- [Problem to work on] Could you copy every record below exactly, leaving out the pictures?
+++ Data under study +++
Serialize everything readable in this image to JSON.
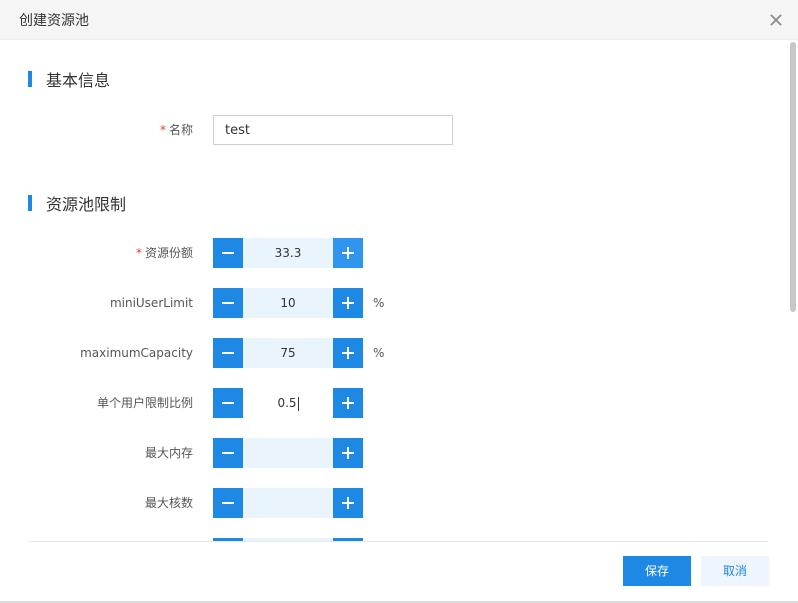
{
  "dialog": {
    "title": "创建资源池"
  },
  "sections": {
    "basic": "基本信息",
    "limits": "资源池限制"
  },
  "fields": {
    "name": {
      "label": "名称",
      "value": "test",
      "required": true
    },
    "quota": {
      "label": "资源份额",
      "value": "33.3",
      "required": true
    },
    "mini_user_limit": {
      "label": "miniUserLimit",
      "value": "10",
      "unit": "%"
    },
    "maximum_capacity": {
      "label": "maximumCapacity",
      "value": "75",
      "unit": "%"
    },
    "user_limit_ratio": {
      "label": "单个用户限制比例",
      "value": "0.5"
    },
    "max_memory": {
      "label": "最大内存",
      "value": ""
    },
    "max_cores": {
      "label": "最大核数",
      "value": ""
    }
  },
  "required_mark": "*",
  "footer": {
    "save": "保存",
    "cancel": "取消"
  },
  "colors": {
    "accent": "#1e88e5",
    "required": "#e53935",
    "stepper_bg": "#eaf4fd"
  },
  "icons": {
    "close": "close-icon",
    "minus": "minus-icon",
    "plus": "plus-icon"
  }
}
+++
- [Answer space]
Serialize everything readable in this image to JSON.
{
  "dialog": {
    "title": "创建资源池"
  },
  "sections": {
    "basic": "基本信息",
    "limits": "资源池限制"
  },
  "fields": {
    "name": {
      "label": "名称",
      "value": "test",
      "required": true
    },
    "quota": {
      "label": "资源份额",
      "value": "33.3",
      "required": true
    },
    "mini_user_limit": {
      "label": "miniUserLimit",
      "value": "10",
      "unit": "%"
    },
    "maximum_capacity": {
      "label": "maximumCapacity",
      "value": "75",
      "unit": "%"
    },
    "user_limit_ratio": {
      "label": "单个用户限制比例",
      "value": "0.5"
    },
    "max_memory": {
      "label": "最大内存",
      "value": ""
    },
    "max_cores": {
      "label": "最大核数",
      "value": ""
    }
  },
  "required_mark": "*",
  "footer": {
    "save": "保存",
    "cancel": "取消"
  },
  "colors": {
    "accent": "#1e88e5",
    "required": "#e53935",
    "stepper_bg": "#eaf4fd"
  },
  "icons": {
    "close": "close-icon",
    "minus": "minus-icon",
    "plus": "plus-icon"
  }
}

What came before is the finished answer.